Last week, we provided a brief update on some of the current developments in child safe policy and principles, in light of the findings and recommendations of the Royal Commission into Institutional Responses to Child Sexual Abuse.
Included in the final report of the Royal Commission was the recommendation for a set of National Child Safe Standards, which would set out the key elements and indicators of a child safe institution.
The standards proposed by the Royal Commission are as follows.
Standard 1 – Child safety is embedded in institutional leadership, governance and culture.
Standard 2 – Children participate in decisions affecting them and are taken seriously.
Standard 3 – Families and communities are informed and involved.
Standard 4 – Equity is upheld and diverse needs are taken into account.
Standard 5 – People working with children are suitable and supported.
Standard 6 – Processes to respond to complaints of child sexual abuse are child focused.
Standard 7 – Staff are equipped with the knowledge, skills and awareness to keep children safe through continual education and training.
Standard 8 – Physical and online environments minimise the opportunity for abuse to occur.
Standard 9 – Implementation of the Child Safe Standards is continuously reviewed and improved.
Standard 10 – Policies and procedures document how the institution is child safe.
The Commission’s proposed standards have not been legislated yet, however they are an excellent reference point for organisations that are focussed on best practice in the delivery of child safe services. The standards are based on high-level principles and are intended to be understood holistically. So that they can be applicable to different types of organisations, they are outcomes-focused rather than having prescriptive processes for organisations to follow.
This is a great approach because it aims to develop organisational culture and not simply create more compliance requirements. It also allows organisations to be flexible in the way they achieve these outcomes, encouraging new ways to get children and their families involved in organisational processes and decision making.
To support organisations in implementing these standards, the core components of each of the standards have been detailed in Appendix A of Volume 6 of the final report.
These standards have also been incorporated into a set of National Child Safe Principles, currently in draft stage of development by the Australian Human Rights Commission. It is expected that they will be signed off by the Council of Australian Governments (COAG) in July 2018.
SPP Updates in Child Safety
We have been closely following these developments in child safety policy, and have also recently revised the WA child protection standards: the Better Care, Better Services Standards, which came into force from 1 January 2018. Those standards incorporate many of the above principles, such as asking children about what their safety needs are and being responsive to those needs, and being able to demonstrate that children understand their right to feel safe.

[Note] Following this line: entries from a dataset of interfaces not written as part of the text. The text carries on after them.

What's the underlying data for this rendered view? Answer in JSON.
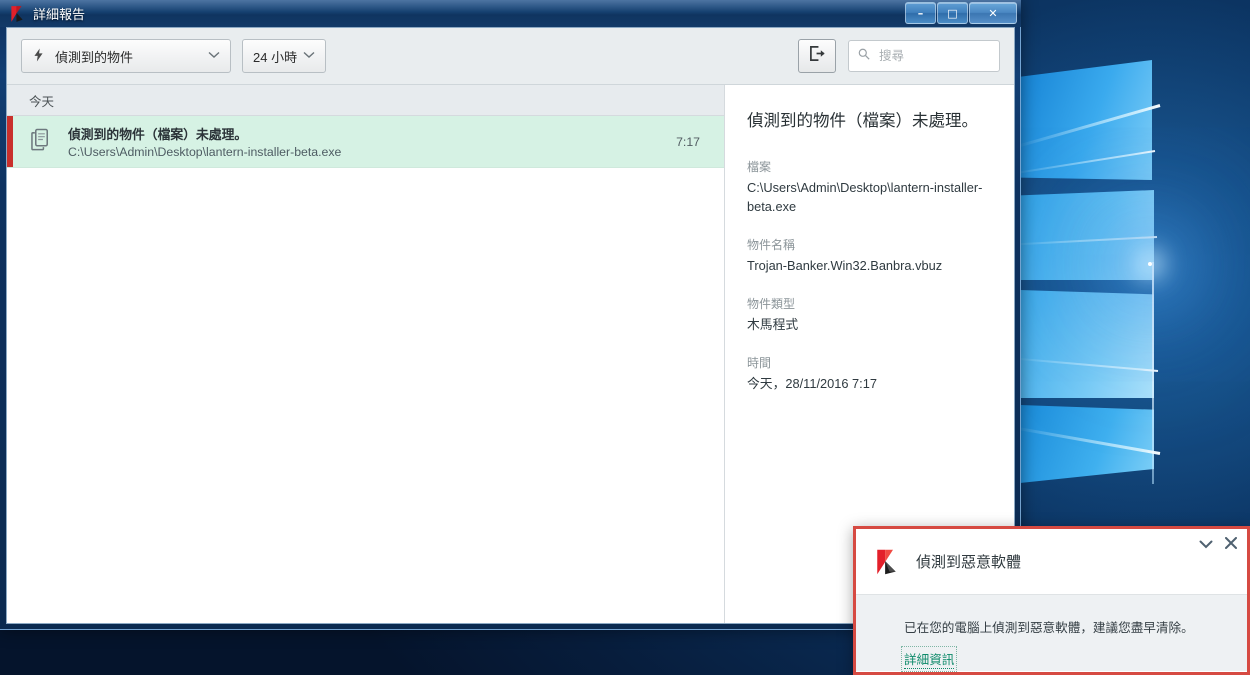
{
  "window": {
    "title": "詳細報告",
    "icon": "kaspersky-logo",
    "buttons": {
      "minimize": "–",
      "maximize": "□",
      "close": "✕"
    }
  },
  "toolbar": {
    "filter_dropdown": {
      "icon": "lightning-bolt-icon",
      "value": "偵測到的物件",
      "chevron": "⌄"
    },
    "period_dropdown": {
      "value": "24 小時",
      "chevron": "⌄"
    },
    "export_button_icon": "export-icon",
    "search": {
      "icon": "search-icon",
      "value": "",
      "placeholder": "搜尋"
    }
  },
  "list": {
    "group_header": "今天",
    "rows": [
      {
        "icon": "document-icon",
        "title": "偵測到的物件（檔案）未處理。",
        "path": "C:\\Users\\Admin\\Desktop\\lantern-installer-beta.exe",
        "time": "7:17",
        "severity_color": "#c9302c",
        "selected": true
      }
    ]
  },
  "detail": {
    "title": "偵測到的物件（檔案）未處理。",
    "fields": [
      {
        "label": "檔案",
        "value": "C:\\Users\\Admin\\Desktop\\lantern-installer-beta.exe"
      },
      {
        "label": "物件名稱",
        "value": "Trojan-Banker.Win32.Banbra.vbuz"
      },
      {
        "label": "物件類型",
        "value": "木馬程式"
      },
      {
        "label": "時間",
        "value": "今天，28/11/2016 7:17"
      }
    ]
  },
  "notification": {
    "logo": "kaspersky-logo",
    "title": "偵測到惡意軟體",
    "message": "已在您的電腦上偵測到惡意軟體，建議您盡早清除。",
    "link": "詳細資訊",
    "collapse_icon": "chevron-down-icon",
    "close_icon": "close-icon",
    "border_color": "#d64a42",
    "link_color": "#0e8a6a"
  }
}
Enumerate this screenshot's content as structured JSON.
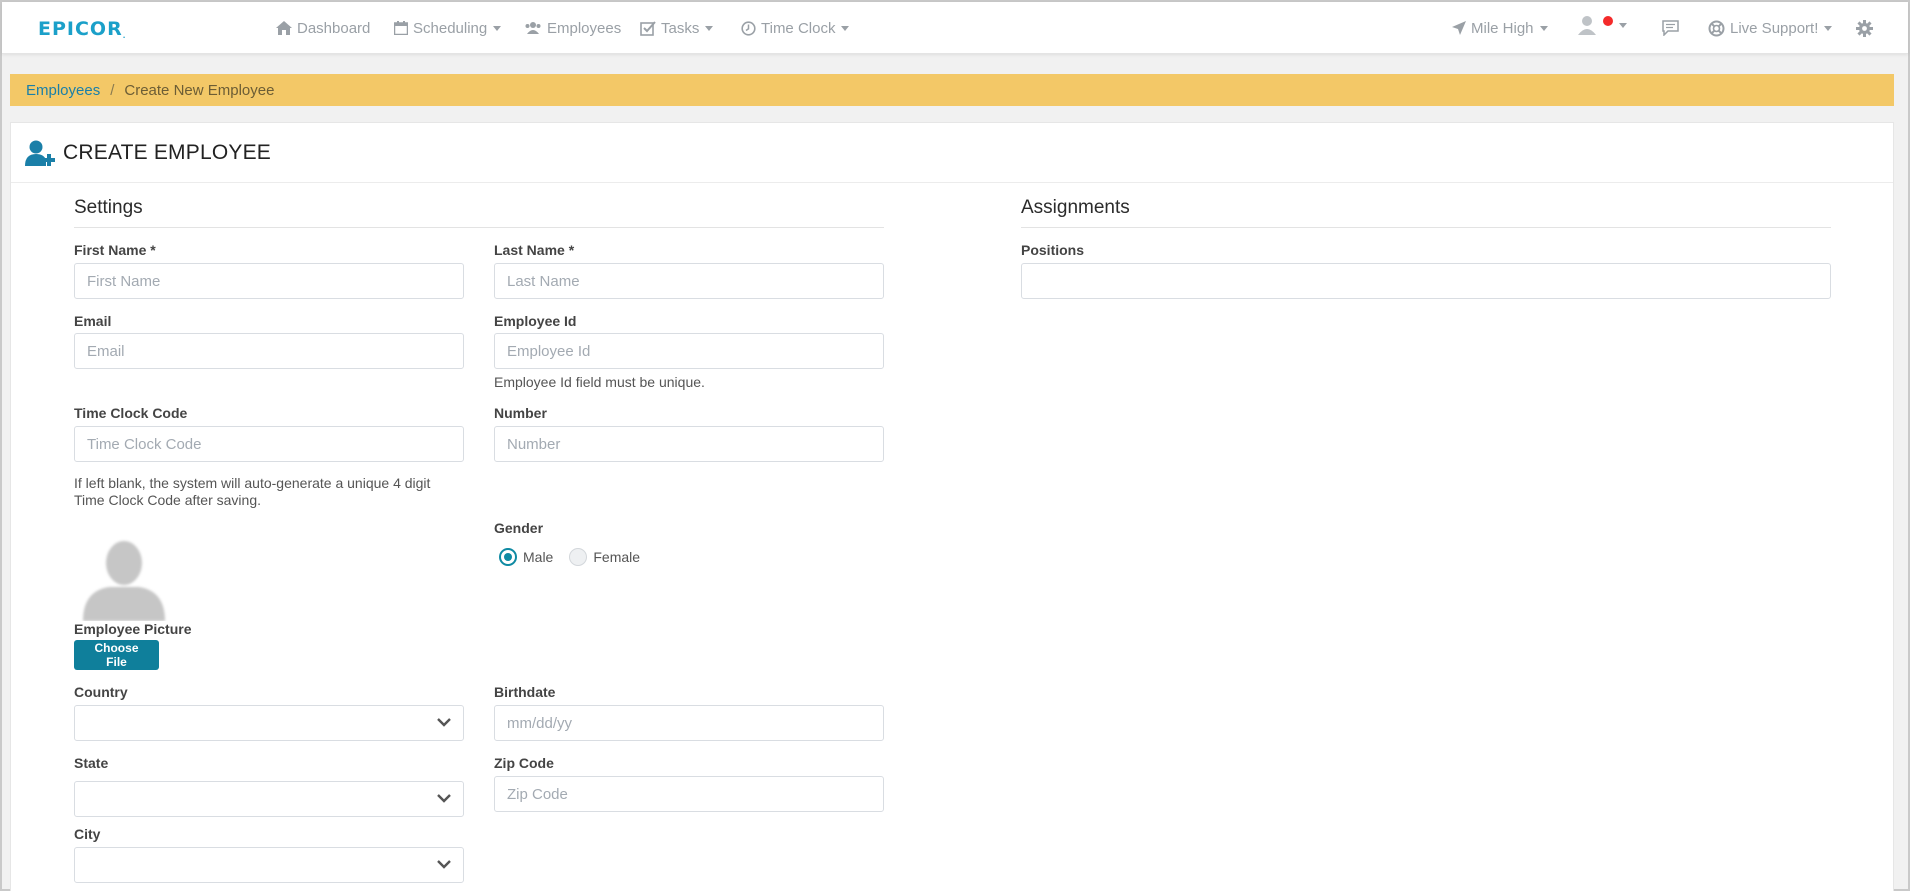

To align our assessments in SPP with these updated principles for child safety, we have also amended and added questions to some of our child protection-related assessments. For more details on these changes and how they may affect your organisation, see the March update in the Reading Room.
BNG is committed to keeping up-to-date with policy and regulatory changes in child protection, and we will keep you informed of developments with the Child Safe Standards and Child Safe Principles.